**What you are asked to do**
Copy out each line of the data that holds the string "JSON".

[Data records for software interfaces]
◆ ◆ ◆

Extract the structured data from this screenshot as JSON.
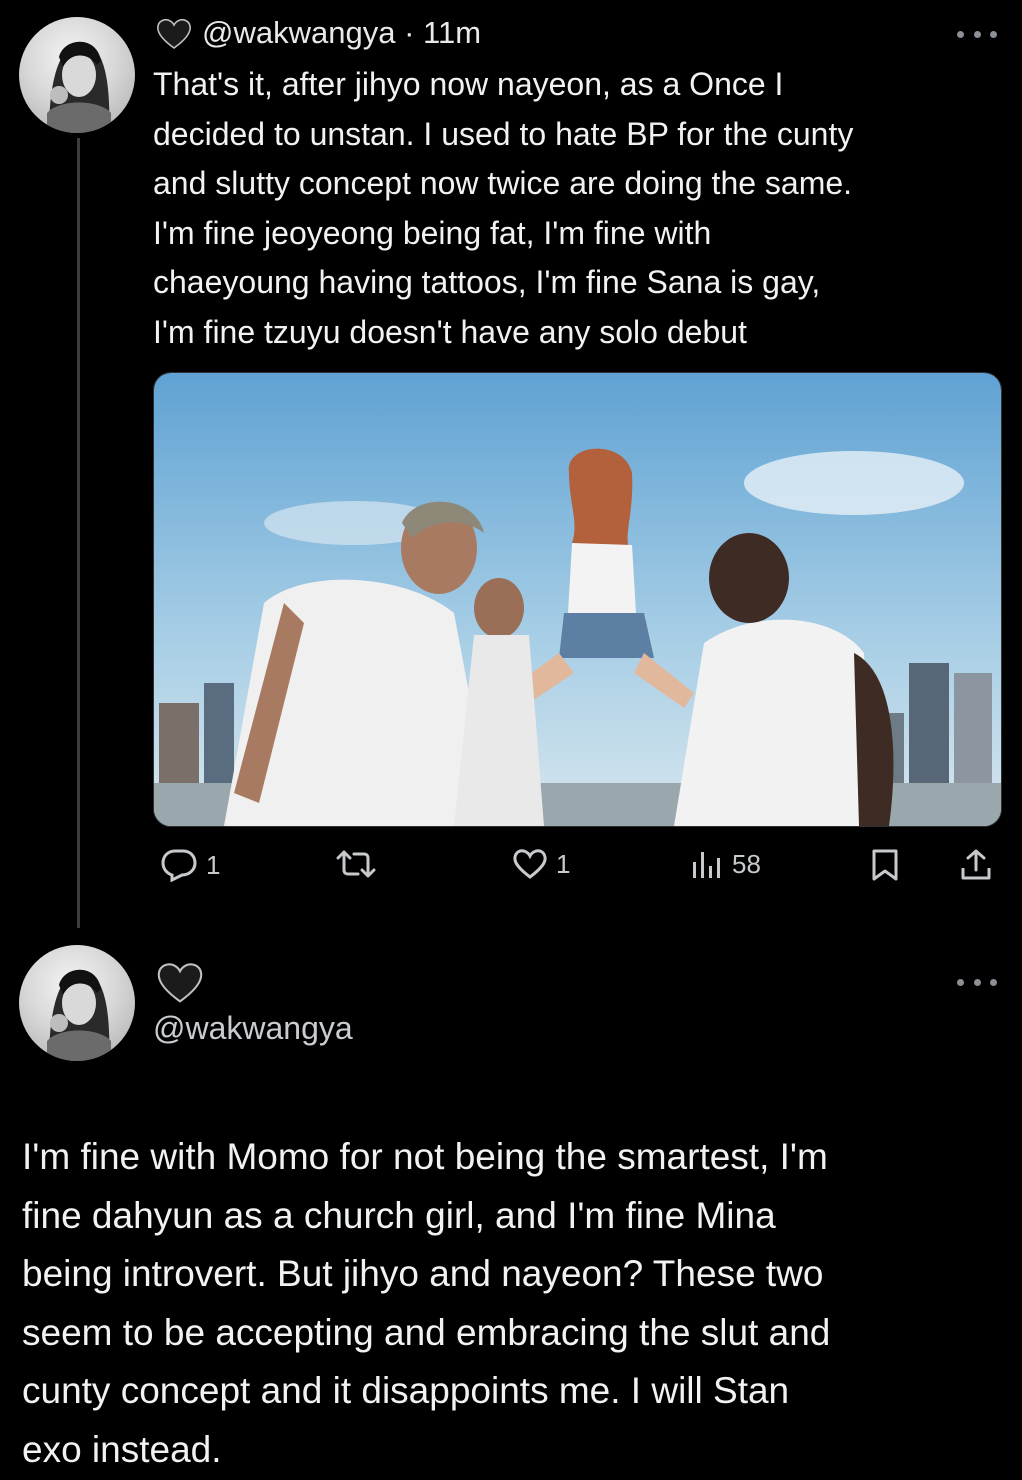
{
  "tweet1": {
    "handle": "@wakwangya",
    "time": "· 11m",
    "text": "That's it, after jihyo now nayeon, as a Once I\ndecided to unstan. I used to hate BP for the cunty\nand slutty concept now twice are doing the same.\nI'm fine jeoyeong being fat, I'm fine with\nchaeyoung having tattoos, I'm fine Sana is gay,\nI'm fine tzuyu doesn't have any solo debut",
    "actions": {
      "replies": "1",
      "reposts": "",
      "likes": "1",
      "views": "58"
    },
    "icons": [
      "black-heart-icon",
      "more-icon",
      "reply-icon",
      "repost-icon",
      "like-icon",
      "views-icon",
      "bookmark-icon",
      "share-icon"
    ]
  },
  "tweet2": {
    "handle": "@wakwangya",
    "text": "I'm fine with Momo for not being the smartest, I'm\nfine dahyun as a church girl, and I'm fine Mina\nbeing introvert. But jihyo and nayeon? These two\nseem to be accepting and embracing the slut and\ncunty concept and it disappoints me. I will Stan\nexo instead."
  },
  "colors": {
    "background": "#000000",
    "text": "#e7e9ea",
    "secondary": "#8b9096",
    "thread_line": "#3a3d41"
  }
}
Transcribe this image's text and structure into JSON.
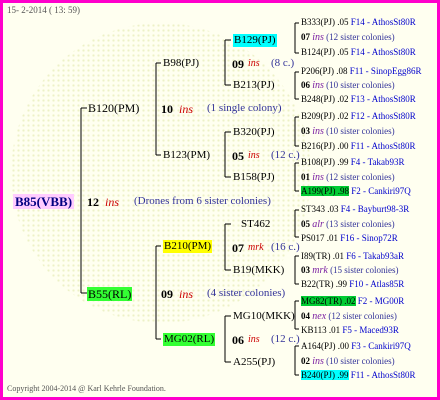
{
  "header": "15-  2-2014 ( 13: 59)",
  "footer": "Copyright 2004-2014 @ Karl Kehrle Foundation.",
  "root": {
    "name": "B85(VBB)",
    "gen": "12",
    "ins": "ins",
    "note": "(Drones from 6 sister colonies)"
  },
  "g1": {
    "top": {
      "name": "B120(PM)",
      "gen": "10",
      "ins": "ins",
      "note": "(1 single colony)"
    },
    "bot": {
      "name": "B55(RL)",
      "gen": "09",
      "ins": "ins",
      "note": "(4 sister colonies)"
    }
  },
  "g2": {
    "a": {
      "name": "B98(PJ)",
      "gen": "09",
      "ins": "ins",
      "note": "(8 c.)"
    },
    "b": {
      "name": "B123(PM)",
      "gen": "05",
      "ins": "ins",
      "note": "(12 c.)"
    },
    "c": {
      "name": "B210(PM)",
      "gen": "07",
      "ins": "mrk",
      "note": "(16 c.)"
    },
    "d": {
      "name": "MG02(RL)",
      "gen": "06",
      "ins": "ins",
      "note": "(12 c.)"
    }
  },
  "g3": {
    "a1": "B129(PJ)",
    "a2": "B213(PJ)",
    "b1": "B320(PJ)",
    "b2": "B158(PJ)",
    "c1": "ST462",
    "c2": "B19(MKK)",
    "d1": "MG10(MKK)",
    "d2": "A255(PJ)"
  },
  "g4": [
    {
      "name": "B333(PJ)",
      "val": ".05",
      "src": "F14 - AthosSt80R"
    },
    {
      "gen": "07",
      "ins": "ins",
      "note": "(12 sister colonies)"
    },
    {
      "name": "B124(PJ)",
      "val": ".05",
      "src": "F14 - AthosSt80R"
    },
    {
      "name": "P206(PJ)",
      "val": ".08",
      "src": "F11 - SinopEgg86R"
    },
    {
      "gen": "06",
      "ins": "ins",
      "note": "(10 sister colonies)"
    },
    {
      "name": "B248(PJ)",
      "val": ".02",
      "src": "F13 - AthosSt80R"
    },
    {
      "name": "B209(PJ)",
      "val": ".02",
      "src": "F12 - AthosSt80R"
    },
    {
      "gen": "03",
      "ins": "ins",
      "note": "(10 sister colonies)"
    },
    {
      "name": "B216(PJ)",
      "val": ".00",
      "src": "F11 - AthosSt80R"
    },
    {
      "name": "B108(PJ)",
      "val": ".99",
      "src": "F4 - Takab93R"
    },
    {
      "gen": "01",
      "ins": "ins",
      "note": "(12 sister colonies)"
    },
    {
      "name": "A199(PJ)",
      "val": ".98",
      "src": "F2 - Cankiri97Q"
    },
    {
      "name": "ST343",
      "val": ".03",
      "src": "F4 - Bayburt98-3R"
    },
    {
      "gen": "05",
      "ins": "alr",
      "note": "(13 sister colonies)"
    },
    {
      "name": "PS017",
      "val": ".01",
      "src": "F16 - Sinop72R"
    },
    {
      "name": "I89(TR)",
      "val": ".01",
      "src": "F6 - Takab93aR"
    },
    {
      "gen": "03",
      "ins": "mrk",
      "note": "(15 sister colonies)"
    },
    {
      "name": "B22(TR)",
      "val": ".99",
      "src": "F10 - Atlas85R"
    },
    {
      "name": "MG82(TR)",
      "val": ".02",
      "src": "F2 - MG00R"
    },
    {
      "gen": "04",
      "ins": "nex",
      "note": "(12 sister colonies)"
    },
    {
      "name": "KB113",
      "val": ".01",
      "src": "F5 - Maced93R"
    },
    {
      "name": "A164(PJ)",
      "val": ".00",
      "src": "F3 - Cankiri97Q"
    },
    {
      "gen": "02",
      "ins": "ins",
      "note": "(10 sister colonies)"
    },
    {
      "name": "B240(PJ)",
      "val": ".99",
      "src": "F11 - AthosSt80R"
    }
  ]
}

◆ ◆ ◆

**Exercise solution**
Extract the structured data from this screenshot as JSON.
Transcribe this image's text and structure into JSON.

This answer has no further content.